While the climate crisis affects all of us, our most vulnerable populations are being hit hardest. Stand with us today and join the movement for climate justice.Read More - 4 Reasons Why Climate Change Is a Racial Justice Issue Read More
As the Paris UN Climate Summit kicks off, there’s a lot of anticipation around the efforts of the 194 countries negotiating to reach a deal on curbing carbon emissions, finance the global transition to clean energy, and ensure that the most vulnerable countries have the financial assistance to adapt to the changes already being felt. Leading up to COP 21, countries representing 95% of global emissions have submitted pledges to reduce the level of greenhouse gases (GHGs) they emit between now and 2025.
Crafting a mechanism to enforce these pledges is one component of success in Paris. But there is a major call to make sure negotiators also address these issue in a way that is fair and equitable, and that acknowledges the fact that the worst impacts of climate change are disproportionately concentrated in the poorest and most vulnerable countries. A successful agreement must include a long term commitment to finance developing nations' transition to a clean energy future.

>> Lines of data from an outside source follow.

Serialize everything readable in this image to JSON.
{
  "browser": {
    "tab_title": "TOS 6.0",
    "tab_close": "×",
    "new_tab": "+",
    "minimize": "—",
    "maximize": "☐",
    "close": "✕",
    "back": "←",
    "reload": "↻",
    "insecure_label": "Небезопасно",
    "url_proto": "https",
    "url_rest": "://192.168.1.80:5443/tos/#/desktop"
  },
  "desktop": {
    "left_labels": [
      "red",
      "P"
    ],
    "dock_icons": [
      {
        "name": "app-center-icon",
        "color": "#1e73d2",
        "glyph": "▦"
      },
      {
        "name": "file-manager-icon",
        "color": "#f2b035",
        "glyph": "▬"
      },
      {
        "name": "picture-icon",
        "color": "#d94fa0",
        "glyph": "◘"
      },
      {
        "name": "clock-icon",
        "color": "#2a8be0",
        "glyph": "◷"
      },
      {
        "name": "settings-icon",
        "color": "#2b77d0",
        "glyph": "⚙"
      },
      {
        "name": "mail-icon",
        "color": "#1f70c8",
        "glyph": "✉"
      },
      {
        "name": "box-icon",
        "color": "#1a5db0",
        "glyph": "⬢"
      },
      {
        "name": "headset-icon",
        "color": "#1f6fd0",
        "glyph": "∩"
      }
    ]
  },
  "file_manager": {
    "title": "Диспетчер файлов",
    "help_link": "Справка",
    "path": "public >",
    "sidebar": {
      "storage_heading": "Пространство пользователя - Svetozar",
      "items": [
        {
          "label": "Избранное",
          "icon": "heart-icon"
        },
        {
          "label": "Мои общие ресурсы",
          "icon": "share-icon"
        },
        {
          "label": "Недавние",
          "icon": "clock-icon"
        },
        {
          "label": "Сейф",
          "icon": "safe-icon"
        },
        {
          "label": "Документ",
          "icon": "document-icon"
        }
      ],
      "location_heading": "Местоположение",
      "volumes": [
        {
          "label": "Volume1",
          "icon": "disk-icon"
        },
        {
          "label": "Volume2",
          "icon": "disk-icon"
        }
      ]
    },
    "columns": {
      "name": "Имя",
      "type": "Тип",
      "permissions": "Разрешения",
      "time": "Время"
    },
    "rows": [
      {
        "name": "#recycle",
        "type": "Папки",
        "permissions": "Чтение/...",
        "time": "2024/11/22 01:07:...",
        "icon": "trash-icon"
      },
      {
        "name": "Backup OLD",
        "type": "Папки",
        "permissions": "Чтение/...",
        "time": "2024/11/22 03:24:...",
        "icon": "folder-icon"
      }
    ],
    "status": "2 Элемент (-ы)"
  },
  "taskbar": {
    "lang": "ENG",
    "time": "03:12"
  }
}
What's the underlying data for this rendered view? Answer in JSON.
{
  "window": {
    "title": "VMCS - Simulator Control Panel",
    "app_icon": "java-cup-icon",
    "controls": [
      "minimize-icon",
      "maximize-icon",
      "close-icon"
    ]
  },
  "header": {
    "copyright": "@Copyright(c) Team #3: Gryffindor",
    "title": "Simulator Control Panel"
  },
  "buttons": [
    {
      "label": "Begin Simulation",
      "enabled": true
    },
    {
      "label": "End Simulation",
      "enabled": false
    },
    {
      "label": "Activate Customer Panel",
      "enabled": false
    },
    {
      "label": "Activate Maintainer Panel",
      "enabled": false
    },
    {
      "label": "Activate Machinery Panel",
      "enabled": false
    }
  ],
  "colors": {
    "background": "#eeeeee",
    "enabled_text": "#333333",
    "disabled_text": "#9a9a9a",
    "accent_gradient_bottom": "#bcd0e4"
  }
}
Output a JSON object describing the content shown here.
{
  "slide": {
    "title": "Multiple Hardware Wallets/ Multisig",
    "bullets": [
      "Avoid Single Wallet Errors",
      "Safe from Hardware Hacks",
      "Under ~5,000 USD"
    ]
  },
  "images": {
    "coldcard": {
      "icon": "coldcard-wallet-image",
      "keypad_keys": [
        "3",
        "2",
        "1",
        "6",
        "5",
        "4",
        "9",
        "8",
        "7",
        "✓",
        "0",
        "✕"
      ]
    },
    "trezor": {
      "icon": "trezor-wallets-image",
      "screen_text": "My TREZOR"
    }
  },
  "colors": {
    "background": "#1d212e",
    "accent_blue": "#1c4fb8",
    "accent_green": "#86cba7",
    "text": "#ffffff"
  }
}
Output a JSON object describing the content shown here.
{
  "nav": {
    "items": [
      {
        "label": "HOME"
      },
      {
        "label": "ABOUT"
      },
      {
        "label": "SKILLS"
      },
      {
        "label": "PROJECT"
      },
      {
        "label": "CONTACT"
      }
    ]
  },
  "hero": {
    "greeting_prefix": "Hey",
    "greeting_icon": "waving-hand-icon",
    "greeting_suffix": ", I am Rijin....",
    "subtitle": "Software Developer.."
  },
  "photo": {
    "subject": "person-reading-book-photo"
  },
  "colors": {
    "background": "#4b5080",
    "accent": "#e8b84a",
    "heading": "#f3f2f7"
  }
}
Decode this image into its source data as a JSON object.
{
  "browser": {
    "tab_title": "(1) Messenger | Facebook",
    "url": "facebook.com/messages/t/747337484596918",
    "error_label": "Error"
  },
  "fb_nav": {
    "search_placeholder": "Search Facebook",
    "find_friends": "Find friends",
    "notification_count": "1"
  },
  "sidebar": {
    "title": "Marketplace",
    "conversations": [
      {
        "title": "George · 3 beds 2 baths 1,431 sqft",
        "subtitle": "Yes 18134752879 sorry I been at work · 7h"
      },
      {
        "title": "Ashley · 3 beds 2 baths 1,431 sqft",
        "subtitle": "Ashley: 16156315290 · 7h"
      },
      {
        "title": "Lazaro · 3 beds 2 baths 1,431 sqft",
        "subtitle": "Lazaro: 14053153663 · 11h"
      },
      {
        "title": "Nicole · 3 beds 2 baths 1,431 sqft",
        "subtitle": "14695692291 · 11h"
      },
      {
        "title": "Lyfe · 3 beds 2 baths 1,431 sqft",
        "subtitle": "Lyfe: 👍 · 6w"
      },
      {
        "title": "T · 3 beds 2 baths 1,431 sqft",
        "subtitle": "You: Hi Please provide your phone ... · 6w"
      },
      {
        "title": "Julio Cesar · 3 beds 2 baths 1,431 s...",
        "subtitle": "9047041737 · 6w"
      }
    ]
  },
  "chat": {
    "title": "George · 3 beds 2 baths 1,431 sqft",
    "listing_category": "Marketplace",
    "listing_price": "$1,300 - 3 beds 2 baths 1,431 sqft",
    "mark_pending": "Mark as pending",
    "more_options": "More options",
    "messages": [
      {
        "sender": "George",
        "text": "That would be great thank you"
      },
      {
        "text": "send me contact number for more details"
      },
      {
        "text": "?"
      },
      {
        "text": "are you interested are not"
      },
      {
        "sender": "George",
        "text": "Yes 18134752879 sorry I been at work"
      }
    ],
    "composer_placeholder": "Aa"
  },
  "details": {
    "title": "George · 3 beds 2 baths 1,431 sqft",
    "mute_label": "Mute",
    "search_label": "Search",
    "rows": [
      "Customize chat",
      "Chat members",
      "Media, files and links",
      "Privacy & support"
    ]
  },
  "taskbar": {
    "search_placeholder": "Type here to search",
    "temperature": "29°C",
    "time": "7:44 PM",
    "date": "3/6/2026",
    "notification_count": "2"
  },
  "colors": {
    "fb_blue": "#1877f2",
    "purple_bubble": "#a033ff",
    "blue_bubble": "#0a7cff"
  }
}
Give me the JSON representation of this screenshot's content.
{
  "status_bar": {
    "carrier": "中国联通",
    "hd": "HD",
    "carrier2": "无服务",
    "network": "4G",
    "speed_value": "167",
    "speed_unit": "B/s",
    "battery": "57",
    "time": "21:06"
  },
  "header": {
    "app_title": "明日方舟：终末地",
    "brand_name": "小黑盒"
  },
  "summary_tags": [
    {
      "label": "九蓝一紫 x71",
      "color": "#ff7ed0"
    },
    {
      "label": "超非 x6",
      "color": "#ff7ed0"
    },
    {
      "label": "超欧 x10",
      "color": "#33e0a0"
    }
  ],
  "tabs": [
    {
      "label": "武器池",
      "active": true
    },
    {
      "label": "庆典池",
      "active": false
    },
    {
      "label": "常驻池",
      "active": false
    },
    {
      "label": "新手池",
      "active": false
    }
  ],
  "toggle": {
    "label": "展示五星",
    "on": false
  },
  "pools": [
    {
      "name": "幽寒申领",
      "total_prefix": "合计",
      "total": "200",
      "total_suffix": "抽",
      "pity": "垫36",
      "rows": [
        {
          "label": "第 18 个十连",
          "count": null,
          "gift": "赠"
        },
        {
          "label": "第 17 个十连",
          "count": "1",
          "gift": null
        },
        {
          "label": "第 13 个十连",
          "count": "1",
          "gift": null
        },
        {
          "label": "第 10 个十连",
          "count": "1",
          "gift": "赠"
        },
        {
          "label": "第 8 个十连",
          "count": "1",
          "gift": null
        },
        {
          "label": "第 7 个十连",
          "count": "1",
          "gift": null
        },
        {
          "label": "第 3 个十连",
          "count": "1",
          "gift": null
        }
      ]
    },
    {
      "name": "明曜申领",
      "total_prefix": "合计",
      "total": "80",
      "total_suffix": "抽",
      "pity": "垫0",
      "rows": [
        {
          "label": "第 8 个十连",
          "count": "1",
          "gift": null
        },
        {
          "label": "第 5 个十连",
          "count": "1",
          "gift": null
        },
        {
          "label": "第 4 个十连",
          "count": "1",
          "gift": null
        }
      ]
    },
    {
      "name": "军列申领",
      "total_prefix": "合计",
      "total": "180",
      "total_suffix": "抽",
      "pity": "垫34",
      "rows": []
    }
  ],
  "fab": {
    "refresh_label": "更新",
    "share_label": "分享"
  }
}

For the isolated communities of the world’s island nations, climate change is exacting an extremely unfair toll, so it’s not surprising that they are pushing the negotiations for even more ambitious emissions cuts and an even lower long term goal of keeping ocean temperature warming below 1.5ºC, compared to the current goal of 2 ºC. Already vulnerable from being so close to sea level, these low-lying nations are watching their precious landmass disappear as sea levels rise— an impact of climate change that is happening even faster than predicted. Even as encroaching salt water kills off the trees islanders harvest for fruit, the rapid acidification of the ocean is decimating coral reefs, a habitat for a quarter of all marine life. Add in the damage and disease brought by intensifying hurricanes, and it’s no wonder that island nations are suing fossil fuel companies.
Just two weeks before the UN Climate Conference, terrorists rocked Paris with a series of brutal attacks— leading to even more concern around the massive waves of refugees coming into Europe. What’s that got to do with climate change? Just consider the effects of record drought conditions in Syria and the added pressure on an already volatile region that has lead to a huge human exodus. It’s not hard to see why the Pentagon already considers climate change a national security issue. And when you look into the stories of these refugees, it’s clear that we’re already seeing global climate justice playing out across international and domestic borders.
And yeah, global climate justice includes the US, too. Rising sea levels will displace poorer communities and devastate disadvantaged coastal neighborhoods. Four of the top ten cities most vulnerable to damaging floods are in the US, and flood damage around the world will cost $1 trillion a year . Repeated studies show that poorer communities and people of color are unequally impacted by pollution from mountain top removal, power plants, toxic waste, car smog, and a whole host of environmental health hazards.
If we do nothing, climate change will likely become the leading cause of humanitarian crises of this century. Already, organizations like UNICEF are predicting that children will be the most impacted of any group from climate change. We all know that’s not the sort of future we want to hand down. Let’s keep the pressure on with actions around the world, and continue to call on policy makers to transition to 100% clean energy by 2050.
As the world begins to emerge from the coronavirus pandemic, we think it’s time to create a new normal based on climate justice. Here’s how to vote climate in November!Read More - 5 Ways to Vote for Climate Action This Year Read More
Earth Day turns 50 on April 22 and we thought of three big ways to celebrate. Then join us and millions of others in a huge day of global climate action.Read More - Earth Day Turns 50: 3 Ways You Can Make a Difference This Year Read More